This stinks. It stinks as as bad as those "Christians" in the conflict in Jerusalem. We have abandoned the face of Christ for an idol of our making. We have become idolaters of our ideologies. Our political persuasion has become our god. We are the Christian monks of our generation that are stinking up the world with our hatred for one another.

On the other hand, isn't there a time when stink is good? Isn't there a time when we should raise a holy stink? Can we raise a stink with the face of Christ not being obliterated? I think we can. For you see, Christians are called to stink. Huh? What in the world do you mean Richard?

Consider these words. "Blessed are men when men shall revile you, and persecute you, and shall say all manner of evil against you, for my sake." Matt. 5.11 ASV

Or "Bear in mind what I said to you 'A servant is not superior to his master.' If they persecuted me, they will also persecute you; if they have obeyed my teaching, they will obey yours also." Weymouth Translation

So there is a time when we stink good. (bad English, on purpose) When we reflect Christ's love as exhibited by Jesus. For instance, when widows were being neglected by the early church. What did the apostles do? In Acts 6 we see the needs of the weak, widows and children were being neglected. So the apostles appointed deacons to care for those who were being neglected. Who were these neglected? The widows. They were the lowest of low in society. Often abandoned and neglected they died destitute and alone. Children. Children were considered as dogs. And on top of that, the complaint was brought by the Hellenists, an immigrant group of people. Gentiles.

So acts of Mercy revealed the face of Christ to the abandoned, the outcast and the hated immigrants. Hmmm...remind you of anything today? How about immigration. A tough nut for which there are no clean answers. But, if we neglect even mercy to the illegals in the name of Christ we may obscure the face of Christ from them. They need to see the face of Christ. Now that brings in the topic of justice.

Well, justice dealt without mercy, is tyranny. I won't try to unravel that problem, but be careful.
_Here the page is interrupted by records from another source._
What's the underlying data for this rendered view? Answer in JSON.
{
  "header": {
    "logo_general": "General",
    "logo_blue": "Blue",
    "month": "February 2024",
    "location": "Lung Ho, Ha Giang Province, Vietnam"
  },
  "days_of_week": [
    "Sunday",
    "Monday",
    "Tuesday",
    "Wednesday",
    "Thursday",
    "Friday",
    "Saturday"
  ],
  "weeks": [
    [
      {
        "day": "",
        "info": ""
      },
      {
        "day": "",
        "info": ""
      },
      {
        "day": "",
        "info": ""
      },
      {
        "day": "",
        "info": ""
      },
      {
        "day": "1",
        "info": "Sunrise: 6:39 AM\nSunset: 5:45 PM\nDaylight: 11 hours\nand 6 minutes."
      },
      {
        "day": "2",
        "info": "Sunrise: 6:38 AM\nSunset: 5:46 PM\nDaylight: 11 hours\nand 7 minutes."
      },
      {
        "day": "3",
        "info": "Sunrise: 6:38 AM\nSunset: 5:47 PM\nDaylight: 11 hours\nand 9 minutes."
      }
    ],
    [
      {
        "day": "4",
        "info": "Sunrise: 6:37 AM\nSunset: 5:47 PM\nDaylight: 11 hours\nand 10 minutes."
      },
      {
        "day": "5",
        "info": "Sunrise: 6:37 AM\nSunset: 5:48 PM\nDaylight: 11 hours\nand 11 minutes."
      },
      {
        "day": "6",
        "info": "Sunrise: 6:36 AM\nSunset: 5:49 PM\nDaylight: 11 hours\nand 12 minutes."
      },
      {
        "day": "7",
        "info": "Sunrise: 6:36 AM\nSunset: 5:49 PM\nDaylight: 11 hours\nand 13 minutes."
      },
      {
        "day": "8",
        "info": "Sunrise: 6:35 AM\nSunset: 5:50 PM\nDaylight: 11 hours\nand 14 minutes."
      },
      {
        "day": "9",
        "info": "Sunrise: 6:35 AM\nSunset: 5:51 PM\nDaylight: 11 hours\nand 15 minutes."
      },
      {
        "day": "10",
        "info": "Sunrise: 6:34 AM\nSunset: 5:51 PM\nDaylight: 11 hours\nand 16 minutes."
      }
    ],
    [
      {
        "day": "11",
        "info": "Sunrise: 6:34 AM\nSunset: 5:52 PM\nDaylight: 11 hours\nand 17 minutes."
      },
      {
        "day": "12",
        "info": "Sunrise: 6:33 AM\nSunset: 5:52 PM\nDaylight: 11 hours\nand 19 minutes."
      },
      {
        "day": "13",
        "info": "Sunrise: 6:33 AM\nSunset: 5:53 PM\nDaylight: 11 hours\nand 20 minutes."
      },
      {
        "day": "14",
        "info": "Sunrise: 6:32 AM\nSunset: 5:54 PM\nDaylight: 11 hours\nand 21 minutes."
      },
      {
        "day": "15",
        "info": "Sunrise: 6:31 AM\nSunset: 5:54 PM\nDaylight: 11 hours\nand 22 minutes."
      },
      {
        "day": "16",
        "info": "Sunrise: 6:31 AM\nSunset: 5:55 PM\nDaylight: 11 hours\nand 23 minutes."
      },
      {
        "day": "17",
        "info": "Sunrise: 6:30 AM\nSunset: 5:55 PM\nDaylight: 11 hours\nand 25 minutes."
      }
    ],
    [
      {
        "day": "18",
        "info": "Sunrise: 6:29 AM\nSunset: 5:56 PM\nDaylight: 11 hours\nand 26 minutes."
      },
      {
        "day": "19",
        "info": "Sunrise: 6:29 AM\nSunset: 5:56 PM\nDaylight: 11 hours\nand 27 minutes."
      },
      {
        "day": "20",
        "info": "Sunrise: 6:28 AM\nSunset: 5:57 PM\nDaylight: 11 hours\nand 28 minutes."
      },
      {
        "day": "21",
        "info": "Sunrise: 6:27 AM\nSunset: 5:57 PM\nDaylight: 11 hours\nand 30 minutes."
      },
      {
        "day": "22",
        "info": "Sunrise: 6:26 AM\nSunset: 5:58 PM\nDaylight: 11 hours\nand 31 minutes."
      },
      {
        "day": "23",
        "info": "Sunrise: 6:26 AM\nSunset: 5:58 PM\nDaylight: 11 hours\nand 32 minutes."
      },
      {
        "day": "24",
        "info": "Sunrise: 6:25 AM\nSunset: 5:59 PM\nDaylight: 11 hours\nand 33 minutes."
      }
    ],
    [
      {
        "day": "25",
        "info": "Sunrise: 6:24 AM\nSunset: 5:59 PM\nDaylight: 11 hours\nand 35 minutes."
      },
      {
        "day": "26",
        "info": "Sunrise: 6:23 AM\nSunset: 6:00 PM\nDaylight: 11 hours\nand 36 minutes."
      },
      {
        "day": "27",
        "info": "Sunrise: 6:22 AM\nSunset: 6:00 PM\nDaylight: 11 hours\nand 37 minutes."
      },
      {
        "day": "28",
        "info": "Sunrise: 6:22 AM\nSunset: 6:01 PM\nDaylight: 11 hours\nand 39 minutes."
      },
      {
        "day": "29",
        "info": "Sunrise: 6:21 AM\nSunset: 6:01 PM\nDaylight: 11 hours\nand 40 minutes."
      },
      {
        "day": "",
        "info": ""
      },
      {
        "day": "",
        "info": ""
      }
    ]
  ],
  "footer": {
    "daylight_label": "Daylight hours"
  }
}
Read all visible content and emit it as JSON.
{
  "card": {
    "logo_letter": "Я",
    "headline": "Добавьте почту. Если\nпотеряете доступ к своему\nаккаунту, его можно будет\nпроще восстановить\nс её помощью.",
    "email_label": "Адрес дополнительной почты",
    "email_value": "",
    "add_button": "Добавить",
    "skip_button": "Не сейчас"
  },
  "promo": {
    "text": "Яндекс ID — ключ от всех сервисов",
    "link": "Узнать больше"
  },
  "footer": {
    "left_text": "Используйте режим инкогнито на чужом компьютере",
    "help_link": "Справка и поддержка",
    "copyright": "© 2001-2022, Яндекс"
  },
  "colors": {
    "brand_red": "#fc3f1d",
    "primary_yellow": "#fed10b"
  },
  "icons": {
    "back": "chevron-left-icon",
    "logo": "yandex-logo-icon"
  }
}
We as Christians don't represent a nation, we represent the kingdom of God which includes all. My national identity disappears at the cross. The kingdom of God doesn't have these unnatural divisions.

All of these peace and justice issues will raise a stink. The left will accuse us of abandoning the interests of the neglected if we pound on justice too much. The right will lambast us for being too socialistic and too immersed in the social gospel. The world will watch us fight and hold us in derision. And if we follow Christ, we'll please no one. So we stink. But that may be a good stink.

How do you smell?

That's enough to chew on. I wish I had the answers.

1 comment:

  1. Yes, I certainly agree it is repugnant, as well as long-standing. Although the Orthodox link says, I think, that Holy Fire is an exclusively Orthodox event. However, I have never heard of it, so I don't know about the accuracy of his or her statement. But the conflicts I've read about before. Sounds like dogs protecting their territory, and there's certainly nothing Christian about that.